Get up eight?
friend Al Peasland (www.completeselfprotection.com) recently pointed out that a Japanese saying, which I had
cherished for ages as a source of wise assurance, was essentially
down seven times – get up eight” sustained me through some
sparring sessions that I thought were pretty heavy at the time. It
kept me going back to training, when I really wanted to get the hell
out, in much the same way (with the benefit of hindsight) as the
western clichés about not being a quitter had previously kept me in
relationships that weren't working and jobs I hated.
times I felt grateful to the saying about getting up again – surely
it was important to keep pursuing my training goals to the very end,
no matter what the hardships on the way might be.
- without being a quitter I'd still be chain smoking a constant
stream of hand rolled cigarettes, and drinking whiskey on my own when
everyone else has gone to bed. And worse...
you get knocked down seven times you only need to get up again seven
times, right? (thanks, Al) Or is the eighth time simply you falling down by your
own efforts? Again.
how it was for me.

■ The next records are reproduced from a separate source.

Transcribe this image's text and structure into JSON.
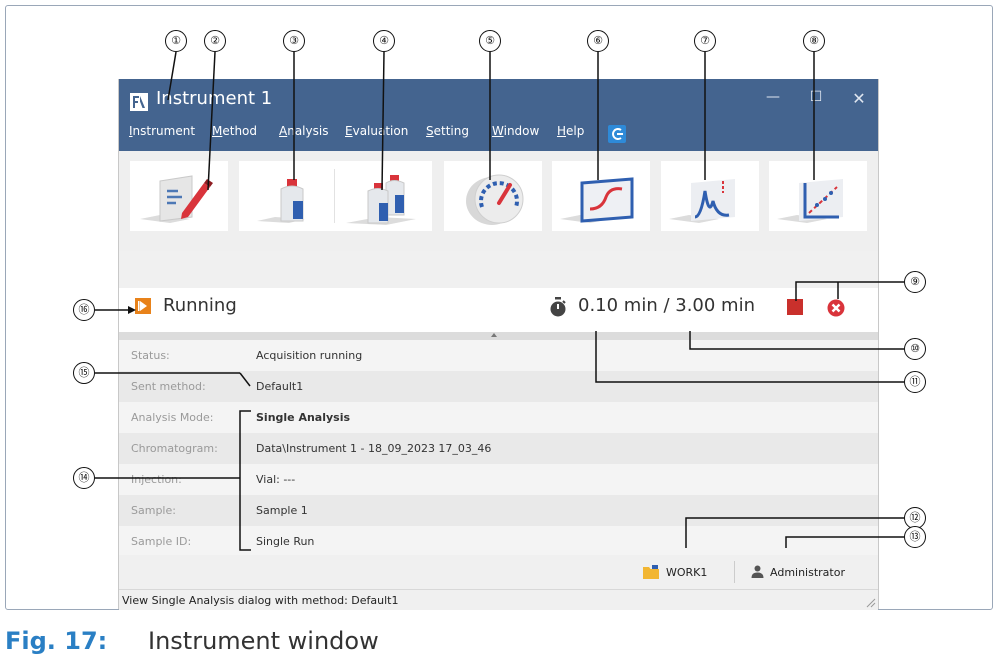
{
  "window": {
    "title": "Instrument 1",
    "controls": {
      "minimize": "—",
      "maximize": "☐",
      "close": "✕"
    }
  },
  "menu": {
    "items": [
      {
        "mnemonic": "I",
        "rest": "nstrument"
      },
      {
        "mnemonic": "M",
        "rest": "ethod"
      },
      {
        "mnemonic": "A",
        "rest": "nalysis"
      },
      {
        "mnemonic": "E",
        "rest": "valuation"
      },
      {
        "mnemonic": "S",
        "rest": "etting"
      },
      {
        "mnemonic": "W",
        "rest": "indow"
      },
      {
        "mnemonic": "H",
        "rest": "elp"
      }
    ]
  },
  "toolbar": {
    "buttons": [
      {
        "icon": "method-editor-icon"
      },
      {
        "icon": "single-analysis-icon"
      },
      {
        "icon": "sequence-icon"
      },
      {
        "icon": "monitoring-icon"
      },
      {
        "icon": "data-acquisition-icon"
      },
      {
        "icon": "chromatogram-evaluation-icon"
      },
      {
        "icon": "calibration-icon"
      }
    ]
  },
  "run": {
    "status": "Running",
    "time": "0.10 min / 3.00 min"
  },
  "details": {
    "rows": [
      {
        "label": "Status:",
        "value": "Acquisition running",
        "bold": false
      },
      {
        "label": "Sent method:",
        "value": "Default1",
        "bold": false
      },
      {
        "label": "Analysis Mode:",
        "value": "Single Analysis",
        "bold": true
      },
      {
        "label": "Chromatogram:",
        "value": "Data\\Instrument 1 - 18_09_2023 17_03_46",
        "bold": false
      },
      {
        "label": "Injection:",
        "value": "Vial: ---",
        "bold": false
      },
      {
        "label": "Sample:",
        "value": "Sample 1",
        "bold": false
      },
      {
        "label": "Sample ID:",
        "value": "Single Run",
        "bold": false
      }
    ]
  },
  "statusbar": {
    "workspace": "WORK1",
    "user": "Administrator",
    "hint": "View Single Analysis dialog with method: Default1"
  },
  "callouts": [
    "①",
    "②",
    "③",
    "④",
    "⑤",
    "⑥",
    "⑦",
    "⑧",
    "⑨",
    "⑩",
    "⑪",
    "⑫",
    "⑬",
    "⑭",
    "⑮",
    "⑯"
  ],
  "caption": {
    "number": "Fig. 17:",
    "text": "Instrument window"
  },
  "colors": {
    "titlebar": "#44648f",
    "accent_blue": "#2a7fc4",
    "stop_red": "#c9302c",
    "run_orange": "#e8821a"
  }
}
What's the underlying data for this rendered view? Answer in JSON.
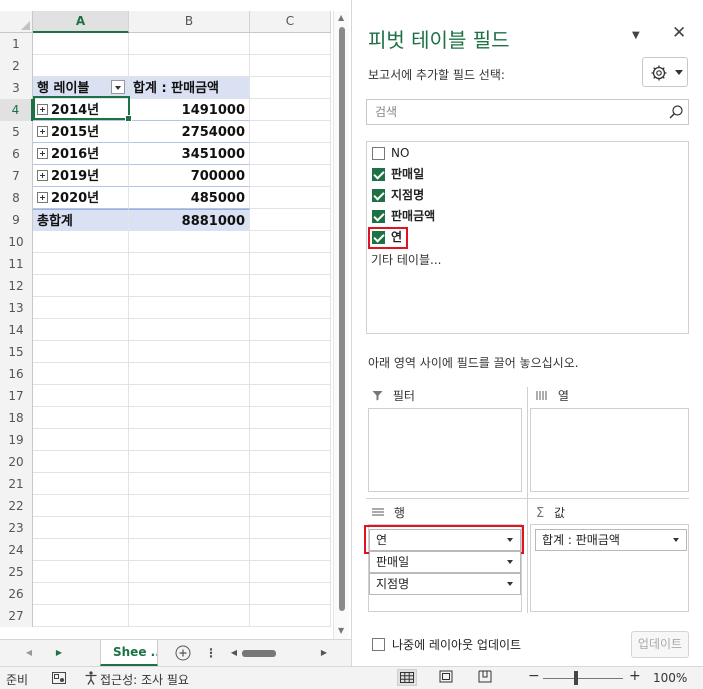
{
  "sheet": {
    "columns": [
      "A",
      "B",
      "C"
    ],
    "row_numbers": [
      "1",
      "2",
      "3",
      "4",
      "5",
      "6",
      "7",
      "8",
      "9",
      "10",
      "11",
      "12",
      "13",
      "14",
      "15",
      "16",
      "17",
      "18",
      "19",
      "20",
      "21",
      "22",
      "23",
      "24",
      "25",
      "26",
      "27"
    ],
    "pivot": {
      "row_label_header": "행 레이블",
      "value_header": "합계 : 판매금액",
      "rows": [
        {
          "label": "2014년",
          "value": "1491000"
        },
        {
          "label": "2015년",
          "value": "2754000"
        },
        {
          "label": "2016년",
          "value": "3451000"
        },
        {
          "label": "2019년",
          "value": "700000"
        },
        {
          "label": "2020년",
          "value": "485000"
        }
      ],
      "total_label": "총합계",
      "total_value": "8881000"
    },
    "tab_label": "Shee",
    "tab_more": "..."
  },
  "pivot_panel": {
    "title": "피벗 테이블 필드",
    "choose_fields_label": "보고서에 추가할 필드 선택:",
    "search_placeholder": "검색",
    "fields": [
      {
        "label": "NO",
        "checked": false
      },
      {
        "label": "판매일",
        "checked": true
      },
      {
        "label": "지점명",
        "checked": true
      },
      {
        "label": "판매금액",
        "checked": true
      },
      {
        "label": "연",
        "checked": true
      }
    ],
    "more_tables": "기타 테이블...",
    "instruction": "아래 영역 사이에 필드를 끌어 놓으십시오.",
    "areas": {
      "filter": {
        "label": "필터",
        "items": []
      },
      "columns": {
        "label": "열",
        "items": []
      },
      "rows": {
        "label": "행",
        "items": [
          "연",
          "판매일",
          "지점명"
        ]
      },
      "values": {
        "label": "값",
        "items": [
          "합계 : 판매금액"
        ]
      }
    },
    "defer_label": "나중에 레이아웃 업데이트",
    "update_button": "업데이트"
  },
  "status_bar": {
    "ready": "준비",
    "accessibility": "접근성: 조사 필요",
    "zoom": "100%"
  },
  "colors": {
    "accent": "#1e7145",
    "highlight": "#e0141e",
    "pivot_header": "#d9e1f2"
  }
}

me the eighth time was always about doing the wrong thing at the
wrong time – usually for the right sort of reason, but still, the
wrong thing, for me. At that time.
a think about that one.
jobs weren't necessarily bad ones, my partners in the poor
relationships weren't intrinsically bad people, and neither did I
have to view myself as a bad person when things didn't work out. I
just thought all those things because I didn't know how not to.
the style I was flogging a dead horse in is an excellent one, and the
dojo is filled with lovely instructors who are dedicated to their
art. It just wasn't for me. And I felt awful that it wasn't, but
didn't know what to do about it. And got very very frustrated and
was just another thing added to the swirling mess of racing thoughts
which kept me awake at night. The ones that arrived moments after
putting my head on the pillow, making sleep impossible, no matter how
tired I was.
silly little thought would lead to another slightly bigger one, and
so on, and before I knew it I would find myself overwhelmed by a
storm of things that needed doing – a storm so large it had no
beginning and no end, and certainly had no discernible way of taking
action on it.
answer? In the end it was very simple. Make a list.
made a list of all the things that were troubling me. All the
outstanding jobs, bills that needed paying, letters that needed
writing, vehicles that needed work, articles or stories that were
clamouring to be put together rather than sit in my head poisoning
me. There were vet appointments to be made, clients to ring,
lifestyle changes to be introduced. Ideas for projects to be got off
the ground, favours to be returned, new customers to be marketed to,
jobs to be applied for, weight to be lost, new habits to be formed.
Or old ones to be broken.
familiar? I hope not. But I bet it does.
I made the first list, later transferring it to a succession of tiny
notebooks that are easy to carry safely everywhere I go, I began
making a contract with myself, which removed those things that needed
doing from my over-busy mind and put them somewhere I can refer to,
and, more importantly, do something about; freeing up my mind for
more enjoyable thinking. Or no thinking at all. It's up to me now.
a list. Do the easy stuff first. Carry the list everywhere and add to
it the instant you think of something, even if you are in bed in the
dark trying to sleep. Especially if you are in bed in the dark
trying to sleep. That way it's not lingering in your mind as
a nagging worry. Do the easy stuff for a while, without thought of
the big-ticket items, and something magical begins to happen. You
grow bigger muscles for dealing with the things you've been hiding
from, and you begin to relish the challenges.
it incrementally, like learning to drive. You don't go out on the
motorway on your first driving lesson. For most of us getting off the
driveway is too much at first, but lesson by lesson we get to the
point where driving becomes automatic and we can't imagine it ever
having been hard.
is all it takes. Put some practical stuff in place, by reading Geoff
Thompson, or Jim Lawless, for instance, or about meditation
techniques, or by studying your religion a little more closely; and
then just practice being whatever it is you want to be.
flog dead horses, and don't expect the same old routines to take you
somewhere different. These days I train in environments that are not
so different really, to the one I moved on from, I just fit in better
is all. No one's fault, it's just the way it is, and it was only a
fluke that led to me moving on. I'm not still in my first job, or
living with my first girlfriend either, and that's okay too. For
to trust your own instincts again - and don't worry about getting up
more times than you are knocked down ;-) because (and this I promise
you) a life that is well lived and free from crippling, but pointless
and avoidable worry makes you much harder to knock down in the first
when the knocking down is being done by yourself.
Author: Stuart Williams
Copyright © 2011 www.stuart-williams.com - all rights reserved.